Nearly one out of every five buildings built in Boston since 2012 has failed to meet energy efficiency standards, according to data from a new City report.
The City recently released a spreadsheet that assigned “energy star scores” to each building from which it received data. The scores showed the buildings’ energy efficiency relative to similar buildings across the country.
About 20 percent of new buildings in Boston have an energy score of 50 or below, which means these buildings rank in the bottom 50th percentile nationwide for energy efficiency.
Lauren Zingarelli, director of communications and community engagements for the City’s Environment Department, said the report, and the ordinance that produces it, is important for future environmental progress.
“The City’s Building Energy and Reporting Disclosure Ordinance is a useful tool to help large buildings in Boston be aware of and achieve energy saving,” Zingarelli said. “That is an important step for citywide greenhouse gas reductions.”
Boston has an ongoing Climate Action Plan that aims to reduce greenhouse gases 25 percent by the year 2020.
Beth Daley, director of strategic development for InsideClimate News, said cost can often be a limiting factor in constructing energy efficient buildings, making reducing emissions and increasing sustainability complicated.
“The problem is, it sometimes requires up-front costs to save money in the long term, and builders don’t want to invest in it,” Daley said. “Often, they are not the people who get the savings. However, Boston has been progressive on making headway.”
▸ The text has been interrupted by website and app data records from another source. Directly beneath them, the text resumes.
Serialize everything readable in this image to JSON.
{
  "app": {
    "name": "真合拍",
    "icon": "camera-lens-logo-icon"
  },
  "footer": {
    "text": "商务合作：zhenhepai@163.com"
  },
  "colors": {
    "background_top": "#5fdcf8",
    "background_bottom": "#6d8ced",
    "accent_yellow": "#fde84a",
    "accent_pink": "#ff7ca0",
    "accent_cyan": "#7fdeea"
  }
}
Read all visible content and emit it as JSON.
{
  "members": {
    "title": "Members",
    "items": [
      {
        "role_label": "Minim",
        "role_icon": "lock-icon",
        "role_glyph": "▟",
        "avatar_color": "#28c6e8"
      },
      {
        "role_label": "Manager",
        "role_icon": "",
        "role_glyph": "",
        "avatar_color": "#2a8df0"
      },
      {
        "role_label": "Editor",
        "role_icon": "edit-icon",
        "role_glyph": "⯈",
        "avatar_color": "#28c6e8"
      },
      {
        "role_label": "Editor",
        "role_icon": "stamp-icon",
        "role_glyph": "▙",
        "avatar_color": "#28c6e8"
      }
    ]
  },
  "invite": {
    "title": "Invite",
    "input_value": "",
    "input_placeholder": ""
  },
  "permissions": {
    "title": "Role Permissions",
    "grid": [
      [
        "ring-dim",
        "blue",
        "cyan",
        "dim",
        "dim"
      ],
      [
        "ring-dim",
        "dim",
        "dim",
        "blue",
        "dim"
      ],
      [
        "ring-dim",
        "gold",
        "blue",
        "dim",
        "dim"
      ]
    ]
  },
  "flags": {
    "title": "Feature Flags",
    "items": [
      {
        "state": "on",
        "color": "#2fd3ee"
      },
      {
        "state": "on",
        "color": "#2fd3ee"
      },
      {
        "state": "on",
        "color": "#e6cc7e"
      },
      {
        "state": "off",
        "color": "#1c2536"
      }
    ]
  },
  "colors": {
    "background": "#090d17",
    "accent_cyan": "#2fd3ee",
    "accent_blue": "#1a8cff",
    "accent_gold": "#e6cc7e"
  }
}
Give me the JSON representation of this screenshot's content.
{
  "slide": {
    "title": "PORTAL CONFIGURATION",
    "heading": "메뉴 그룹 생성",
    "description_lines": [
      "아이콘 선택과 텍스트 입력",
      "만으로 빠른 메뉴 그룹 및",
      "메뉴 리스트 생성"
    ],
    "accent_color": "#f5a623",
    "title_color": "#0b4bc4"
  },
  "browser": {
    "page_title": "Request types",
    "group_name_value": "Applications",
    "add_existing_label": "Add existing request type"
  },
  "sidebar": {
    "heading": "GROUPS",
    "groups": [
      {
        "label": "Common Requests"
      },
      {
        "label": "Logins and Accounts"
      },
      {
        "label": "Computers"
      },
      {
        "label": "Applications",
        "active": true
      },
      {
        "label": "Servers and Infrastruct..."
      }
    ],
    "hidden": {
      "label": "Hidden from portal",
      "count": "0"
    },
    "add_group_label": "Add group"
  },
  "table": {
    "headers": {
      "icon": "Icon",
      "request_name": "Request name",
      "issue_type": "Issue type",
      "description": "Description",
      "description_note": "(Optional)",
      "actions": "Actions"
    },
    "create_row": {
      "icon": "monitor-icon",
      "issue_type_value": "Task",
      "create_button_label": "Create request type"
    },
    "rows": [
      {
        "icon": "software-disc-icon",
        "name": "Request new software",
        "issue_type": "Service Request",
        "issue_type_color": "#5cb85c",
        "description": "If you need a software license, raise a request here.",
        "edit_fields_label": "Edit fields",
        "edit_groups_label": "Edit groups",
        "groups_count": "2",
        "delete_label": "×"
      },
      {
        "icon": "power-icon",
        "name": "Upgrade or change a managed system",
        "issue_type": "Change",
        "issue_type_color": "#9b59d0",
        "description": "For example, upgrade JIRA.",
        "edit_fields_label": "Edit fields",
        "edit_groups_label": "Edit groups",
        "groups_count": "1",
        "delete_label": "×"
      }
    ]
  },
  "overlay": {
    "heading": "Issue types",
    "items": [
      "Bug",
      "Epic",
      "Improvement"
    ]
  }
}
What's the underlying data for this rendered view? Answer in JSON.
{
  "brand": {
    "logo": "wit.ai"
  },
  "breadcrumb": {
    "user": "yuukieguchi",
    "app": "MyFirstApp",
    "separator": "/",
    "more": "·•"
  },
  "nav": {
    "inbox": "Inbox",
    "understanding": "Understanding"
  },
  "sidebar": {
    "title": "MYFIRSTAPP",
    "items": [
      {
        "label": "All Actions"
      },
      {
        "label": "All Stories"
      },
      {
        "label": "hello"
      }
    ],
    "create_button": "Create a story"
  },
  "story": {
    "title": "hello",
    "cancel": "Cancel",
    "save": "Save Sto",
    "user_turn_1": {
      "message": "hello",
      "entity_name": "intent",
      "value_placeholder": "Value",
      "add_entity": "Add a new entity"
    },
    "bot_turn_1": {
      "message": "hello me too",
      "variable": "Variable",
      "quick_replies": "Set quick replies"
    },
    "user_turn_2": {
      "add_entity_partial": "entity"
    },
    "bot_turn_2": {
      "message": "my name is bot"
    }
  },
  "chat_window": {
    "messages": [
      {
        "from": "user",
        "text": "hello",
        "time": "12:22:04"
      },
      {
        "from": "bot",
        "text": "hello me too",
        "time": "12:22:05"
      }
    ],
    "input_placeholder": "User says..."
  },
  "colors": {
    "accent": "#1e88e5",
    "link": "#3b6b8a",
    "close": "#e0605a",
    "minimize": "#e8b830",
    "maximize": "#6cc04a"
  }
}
Ken Sazama, a real estate agent in Jamaica Plain, said many people in the real estate business do not actively work to ensure energy efficiency in homes and buildings.
“I have fellow real estate agents who care about the issue,” Sazama said, “but I often feel like one of the only ones who is speaking up against it, checking buildings before they sell.”
Sazama said he is in support of having an energy efficiency test or more guidelines for buildings. He said he thinks it’s important to encourage both new constructions and existing buildings to be more energy efficient.
“I always see it as upping property value,” Sazama said, “not decreasing it.”
Sazama said Community Choice Aggregation is a program Boston should adopt to further improve energy efficiency and decrease greenhouse gas outputs.
“It would make it so the residents of Boston would become one big customer,” Sazama said. “That contract, with the help of a consultant, would go to wind, solar and green energies. People would have to opt out of that if they wanted to. You would have to say, ‘I don’t want my energy to be clean energy.’ It would be a huge bump for clean energy.”
CORRECTION: A previous version of this article inaccurately titled “Majority of Boston buildings are energy inefficient, City data reports.” “Majority” has been replaced with “Many.” The current version includes this change.